  3. 3 present only what may reasonably be true as fact; opinions, allegations, rumours or suppositions shall be presented clearly as such;

1.8         seek, if practicable, the views of the subject of critical reportage in advance of publication, except when they might be prevented from reporting, or evidence destroyed, or sources intimidated. Such a subject should be afforded reasonable time to respond, if unable to obtain comment, this shall be stated;

3.3         exercise care and consideration in matters involving dignity and reputation, which may be overridden only if it is in the public interest.

10.1       Headlines, captions to pictures and posters shall not mislead the public and shall give a reasonable reflection of the contents of the report or public in question”.

   4. After an extensive analysis of the evidence, the Ruling dismissed several complaints but held that the respondent breached clauses 1.8 and 3.3 of the Code, and imposed an appropriate sanction. The applicant is not satisfied, hence this application for leave to appeal. For the application to succeed, the applicant must show reasonable prospects of success. I find no fault with the manner in which the Ruling dealt with the issues, and the basis for the findings. There is, moreover, an additional consideration. It was for the applicant to make out his that he had reasonable prospects of success on appeal. But having gone through the documents, it is clear that there are so many factual disputes that, at best for the applicant, one would say the scale is evenly balanced. In such a case, an applicant has not made out its case. But my statement that the scale is evenly balanced would, I am afraid, be a highly charitable assessment of the evidence in favour of the applicant. The affidavit by Mr Booysen really tips the scale against the applicant. There are very important consideration here. Mr Booysen, even on the evidence of the applicant, does not appear to have any reason to take sides. The fact that Mr Booysen’s case was thrown out by the court, the fact that Sunday Times withdrew its article, etc. are all the factors that weighed against the applicant. I am satisfied that the remedy given to the applicant in the form of the sanction, will adequately bring fairness to the parties. The appellant’s Notice of Appeal does not take the matter any further.

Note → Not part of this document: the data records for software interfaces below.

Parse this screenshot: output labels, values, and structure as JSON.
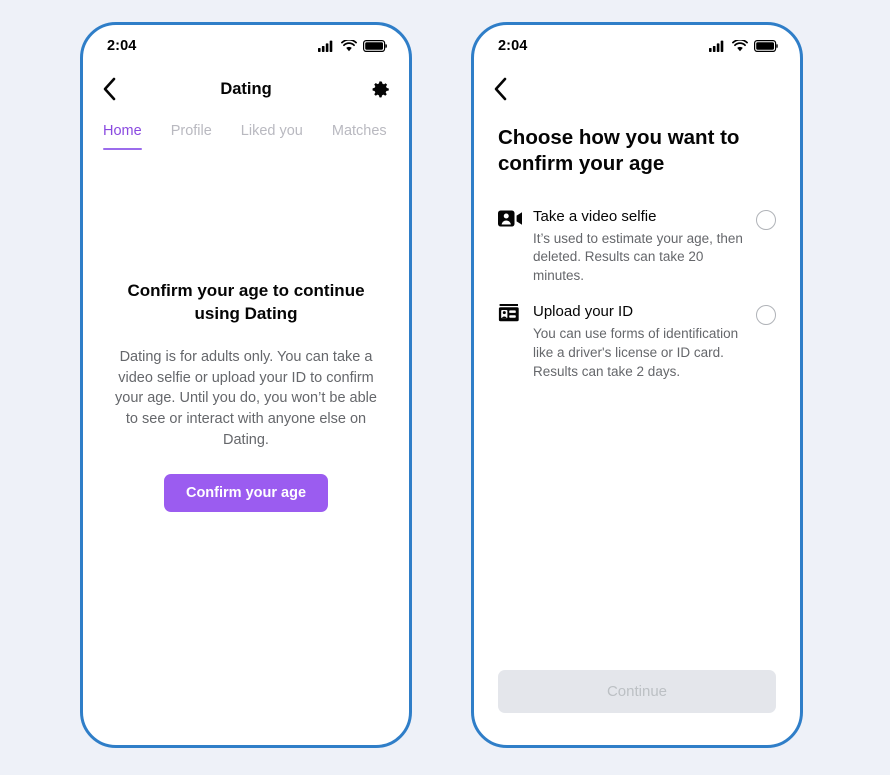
{
  "theme": {
    "page_background": "#eef1f8",
    "phone_border": "#2f7ec8",
    "accent_purple": "#9b5cf0",
    "tab_active": "#8a4ae0",
    "muted_text": "#65676b",
    "disabled_button_bg": "#e4e6eb",
    "disabled_button_text": "#bcc0c4"
  },
  "left_screen": {
    "status_bar": {
      "time": "2:04",
      "icons": [
        "signal-icon",
        "wifi-icon",
        "battery-icon"
      ]
    },
    "nav": {
      "back_icon": "chevron-left-icon",
      "title": "Dating",
      "settings_icon": "gear-icon"
    },
    "tabs": [
      {
        "label": "Home",
        "active": true
      },
      {
        "label": "Profile",
        "active": false
      },
      {
        "label": "Liked you",
        "active": false
      },
      {
        "label": "Matches",
        "active": false
      }
    ],
    "content": {
      "title": "Confirm your age to continue using Dating",
      "description": "Dating is for adults only. You can take a video selfie or upload your ID to confirm your age. Until you do, you won’t be able to see or interact with anyone else on Dating.",
      "cta_label": "Confirm your age"
    }
  },
  "right_screen": {
    "status_bar": {
      "time": "2:04",
      "icons": [
        "signal-icon",
        "wifi-icon",
        "battery-icon"
      ]
    },
    "nav": {
      "back_icon": "chevron-left-icon"
    },
    "content": {
      "title": "Choose how you want to confirm your age",
      "options": [
        {
          "icon": "video-selfie-icon",
          "label": "Take a video selfie",
          "description": "It’s used to estimate your age, then deleted. Results can take 20 minutes.",
          "selected": false
        },
        {
          "icon": "id-card-icon",
          "label": "Upload your ID",
          "description": "You can use forms of identification like a driver's license or ID card. Results can take 2 days.",
          "selected": false
        }
      ],
      "continue_label": "Continue",
      "continue_enabled": false
    }
  }
}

5.      In the circumstances, the application for leave to appeal is dismissed.

Dated this 7th day of April 2021

Judge B M Ngoepe, Chair, Appeals Panel